The problem: Restate the entries below exactly. Images are not part of the copy.

*** Opening Input for this task ***

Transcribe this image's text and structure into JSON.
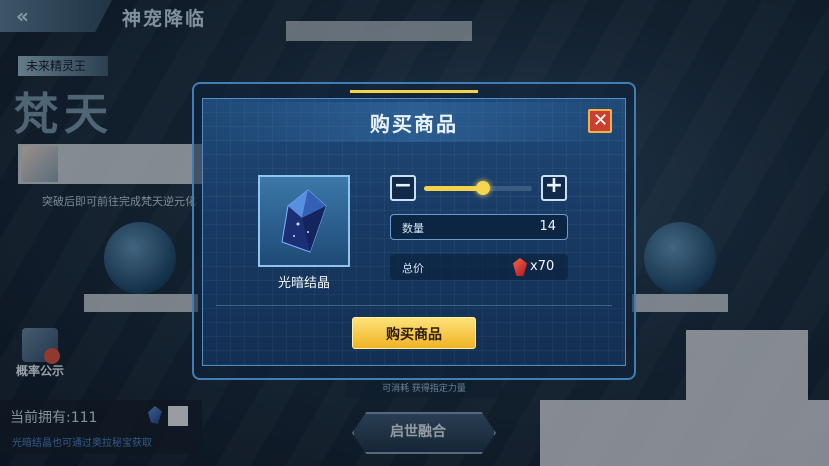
{
  "background": {
    "page_title": "神宠降临",
    "pet_tag": "未来精灵王",
    "pet_name": "梵天",
    "hint_left": "突破后即可前往完成梵天逆元化",
    "prob_label": "概率公示",
    "own_text": "当前拥有:111",
    "own_hint": "光暗结晶也可通过奥拉秘宝获取",
    "exchange_text": "可消耗   获得指定力量",
    "fusion_label": "启世融合"
  },
  "dialog": {
    "title": "购买商品",
    "item_name": "光暗结晶",
    "quantity_label": "数量",
    "quantity_value": "14",
    "total_label": "总价",
    "total_value": "x70",
    "buy_label": "购买商品",
    "slider_fraction": 0.55,
    "colors": {
      "accent": "#f4d24a",
      "close": "#c9402f",
      "button": "#f1b324"
    }
  },
  "icons": {
    "back": "double-chevron-left-icon",
    "close": "close-icon",
    "minus": "minus-icon",
    "plus": "plus-icon",
    "gem": "red-gem-icon",
    "crystal": "dark-crystal-icon"
  }
}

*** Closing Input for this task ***

Answer space:
Transcribe this image's text and structure into JSON.
{
  "background": {
    "page_title": "神宠降临",
    "pet_tag": "未来精灵王",
    "pet_name": "梵天",
    "hint_left": "突破后即可前往完成梵天逆元化",
    "prob_label": "概率公示",
    "own_text": "当前拥有:111",
    "own_hint": "光暗结晶也可通过奥拉秘宝获取",
    "exchange_text": "可消耗   获得指定力量",
    "fusion_label": "启世融合"
  },
  "dialog": {
    "title": "购买商品",
    "item_name": "光暗结晶",
    "quantity_label": "数量",
    "quantity_value": "14",
    "total_label": "总价",
    "total_value": "x70",
    "buy_label": "购买商品",
    "slider_fraction": 0.55,
    "colors": {
      "accent": "#f4d24a",
      "close": "#c9402f",
      "button": "#f1b324"
    }
  },
  "icons": {
    "back": "double-chevron-left-icon",
    "close": "close-icon",
    "minus": "minus-icon",
    "plus": "plus-icon",
    "gem": "red-gem-icon",
    "crystal": "dark-crystal-icon"
  }
}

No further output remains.